The unprecedented Jan 6 attack on the seat of Congress left five dead and led the House to impeach Mr Trump a second time, for a fiery speech that day in which he urged thousands of his followers to fight Democratic President-elect Joe Biden's victory.
The hundreds who stormed the Capitol quickly overwhelmed police guarding the building, calling security preparations into question, and showed a level of detailed knowledge about the location of lawmakers' offices by some rioters that raised suspicions.
Democratic Representative Mikie Sherrill, a former US Navy helicopter pilot, has accused some Republican lawmakers of helping Trump supporters, saying she saw colleagues leading groups on "reconnaissance" tours on Jan 5.
Ms Pelosi was asked at a news conference on Friday whether any actions would be taken against lawmakers who may have brought tours to the Capitol the day before the attack, which briefly halted Congress in its duty of certifying Mr Biden's win.
"If in fact it is found that members of Congress were accomplices to this insurrection, if they aided and abetted the crimes, there may have to be actions taken beyond the Congress, in terms of prosecution for that," Ms Pelosi said.
Investigators are probing the possibility that the attack on the Capitol was planned, with help from insiders. Disturbing videos, photos and online communications point to potential conspiracy.
In one video, more than a dozen men wearing assault force-type garb push up the Capitol steps in a line, cutting through the dense crowd towards the building's doors. In another, a woman in a pink hat gives directions via megaphone to others inside the building, telling them where to go.
And several men, including two who made it inside the Senate chamber, carried zip ties that could be used to restrain hostages.
Some officials said many of the pro-Trump protesters who broke into the offices of Ms Pelosi appeared to know how to navigate the maze-like Capitol.
"They knew where to go," senior Democrat James Clyburn told CBS News. "Yes, somebody on the inside of those buildings were complicit in this."
Prosecutors have arrested dozens so far and say more than 200 could be charged. But they have not used the words "conspiracy" or "plot" to describe the assault on the US legislature.

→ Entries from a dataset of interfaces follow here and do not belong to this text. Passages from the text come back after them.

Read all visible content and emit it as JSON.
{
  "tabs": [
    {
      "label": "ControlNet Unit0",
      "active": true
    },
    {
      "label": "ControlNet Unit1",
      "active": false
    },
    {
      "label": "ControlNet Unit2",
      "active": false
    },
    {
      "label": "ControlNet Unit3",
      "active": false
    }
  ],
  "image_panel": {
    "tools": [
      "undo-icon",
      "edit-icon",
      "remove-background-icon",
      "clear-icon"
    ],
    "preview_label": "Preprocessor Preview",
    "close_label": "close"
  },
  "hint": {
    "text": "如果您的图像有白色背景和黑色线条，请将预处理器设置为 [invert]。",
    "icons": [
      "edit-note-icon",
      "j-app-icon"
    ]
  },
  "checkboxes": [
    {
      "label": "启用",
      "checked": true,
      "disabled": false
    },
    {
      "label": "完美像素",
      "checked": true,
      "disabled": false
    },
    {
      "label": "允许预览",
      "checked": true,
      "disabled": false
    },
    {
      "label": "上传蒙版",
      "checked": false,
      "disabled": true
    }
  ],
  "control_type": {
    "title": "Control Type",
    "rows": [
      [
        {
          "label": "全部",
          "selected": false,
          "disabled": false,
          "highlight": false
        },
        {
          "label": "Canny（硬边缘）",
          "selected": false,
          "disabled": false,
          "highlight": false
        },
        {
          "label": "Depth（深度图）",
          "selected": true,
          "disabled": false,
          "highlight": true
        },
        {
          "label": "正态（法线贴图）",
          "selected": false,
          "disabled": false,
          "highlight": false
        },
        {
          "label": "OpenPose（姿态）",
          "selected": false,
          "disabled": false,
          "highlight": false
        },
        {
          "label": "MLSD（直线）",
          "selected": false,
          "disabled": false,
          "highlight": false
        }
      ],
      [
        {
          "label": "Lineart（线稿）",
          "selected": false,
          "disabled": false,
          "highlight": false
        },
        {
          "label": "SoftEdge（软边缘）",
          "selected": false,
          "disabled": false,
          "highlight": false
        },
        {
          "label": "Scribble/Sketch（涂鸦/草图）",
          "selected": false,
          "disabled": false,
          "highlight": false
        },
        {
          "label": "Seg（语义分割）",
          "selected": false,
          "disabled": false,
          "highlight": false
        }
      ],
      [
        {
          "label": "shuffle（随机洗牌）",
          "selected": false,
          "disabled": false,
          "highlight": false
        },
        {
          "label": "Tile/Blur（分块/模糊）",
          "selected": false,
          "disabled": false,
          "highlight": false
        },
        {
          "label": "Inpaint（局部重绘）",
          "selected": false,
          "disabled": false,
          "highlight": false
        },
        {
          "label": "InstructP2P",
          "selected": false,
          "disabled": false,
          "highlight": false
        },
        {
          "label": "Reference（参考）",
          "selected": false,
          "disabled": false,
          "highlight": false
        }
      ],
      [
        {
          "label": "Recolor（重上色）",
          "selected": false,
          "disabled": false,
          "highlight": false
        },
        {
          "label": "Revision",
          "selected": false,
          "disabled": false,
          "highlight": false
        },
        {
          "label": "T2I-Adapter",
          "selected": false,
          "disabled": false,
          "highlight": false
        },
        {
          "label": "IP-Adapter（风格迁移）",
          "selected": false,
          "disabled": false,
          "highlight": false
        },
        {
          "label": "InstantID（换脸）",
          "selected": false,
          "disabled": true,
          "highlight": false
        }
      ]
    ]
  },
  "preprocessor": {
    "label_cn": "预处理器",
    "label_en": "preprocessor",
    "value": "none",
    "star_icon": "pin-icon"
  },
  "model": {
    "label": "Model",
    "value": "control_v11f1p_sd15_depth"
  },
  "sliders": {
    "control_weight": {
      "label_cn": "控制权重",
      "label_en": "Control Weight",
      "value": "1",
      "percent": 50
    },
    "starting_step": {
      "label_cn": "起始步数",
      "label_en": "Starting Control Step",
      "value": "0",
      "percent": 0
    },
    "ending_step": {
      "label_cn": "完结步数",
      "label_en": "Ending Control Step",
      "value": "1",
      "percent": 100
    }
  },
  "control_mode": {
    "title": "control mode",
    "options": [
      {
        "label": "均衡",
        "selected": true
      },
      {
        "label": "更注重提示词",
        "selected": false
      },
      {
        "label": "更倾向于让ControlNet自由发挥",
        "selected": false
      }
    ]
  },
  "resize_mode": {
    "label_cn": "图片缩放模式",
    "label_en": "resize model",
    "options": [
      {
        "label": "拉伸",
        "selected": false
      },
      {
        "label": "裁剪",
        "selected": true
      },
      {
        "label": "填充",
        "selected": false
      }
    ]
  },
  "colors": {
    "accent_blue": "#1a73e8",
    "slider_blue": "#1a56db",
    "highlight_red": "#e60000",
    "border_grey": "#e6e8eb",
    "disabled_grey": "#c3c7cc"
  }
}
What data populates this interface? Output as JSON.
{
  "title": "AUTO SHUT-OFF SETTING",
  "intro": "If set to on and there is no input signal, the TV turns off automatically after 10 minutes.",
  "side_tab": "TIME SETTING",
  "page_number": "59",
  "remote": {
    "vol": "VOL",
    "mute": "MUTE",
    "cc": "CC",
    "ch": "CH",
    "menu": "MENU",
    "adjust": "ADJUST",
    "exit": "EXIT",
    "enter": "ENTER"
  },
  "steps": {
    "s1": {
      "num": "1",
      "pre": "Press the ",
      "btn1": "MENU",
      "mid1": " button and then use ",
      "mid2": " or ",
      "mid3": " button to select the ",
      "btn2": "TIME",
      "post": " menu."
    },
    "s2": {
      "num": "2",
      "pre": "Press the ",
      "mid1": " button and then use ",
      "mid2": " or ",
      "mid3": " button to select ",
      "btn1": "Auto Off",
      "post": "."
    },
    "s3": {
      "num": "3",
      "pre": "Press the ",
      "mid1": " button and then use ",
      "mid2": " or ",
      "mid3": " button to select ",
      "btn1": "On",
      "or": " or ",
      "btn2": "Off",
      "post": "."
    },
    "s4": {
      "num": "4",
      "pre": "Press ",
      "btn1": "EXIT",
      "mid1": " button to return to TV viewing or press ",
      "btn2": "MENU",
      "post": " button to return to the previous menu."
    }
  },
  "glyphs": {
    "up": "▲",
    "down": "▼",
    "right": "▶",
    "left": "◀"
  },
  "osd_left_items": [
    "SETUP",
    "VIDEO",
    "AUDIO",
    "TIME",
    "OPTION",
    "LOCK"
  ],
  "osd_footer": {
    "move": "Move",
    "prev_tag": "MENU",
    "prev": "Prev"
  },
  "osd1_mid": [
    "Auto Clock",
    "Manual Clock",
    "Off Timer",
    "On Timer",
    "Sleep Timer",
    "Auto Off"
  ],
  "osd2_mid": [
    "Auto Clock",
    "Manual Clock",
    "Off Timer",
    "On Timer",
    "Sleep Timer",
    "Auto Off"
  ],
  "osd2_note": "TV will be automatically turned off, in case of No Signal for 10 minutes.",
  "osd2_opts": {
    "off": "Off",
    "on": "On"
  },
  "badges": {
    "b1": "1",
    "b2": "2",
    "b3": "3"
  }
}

Mr Michael Sherwin, the Washington federal prosecutor overseeing the investigation, said on Friday that investigators see "breadcrumbs of organisation" including communications between those inside the building and outside.
"This is going to take weeks, if not months, to find out the actual motivations of some of these groups," he said.
More than 30 House Democrats, including Ms Sherrill, have asked the acting House and Senate sergeants-at-arms and the acting head of the Capitol Police for information about who was in the building on Jan 5.
The US Justice Department's internal watchdog will review how the Federal Bureau of Investigation and other law enforcement agencies prepared and responded, said Inspector-General Michael Horowitz on Friday.
REUTERS, AGENCE FRANCE-PRESSE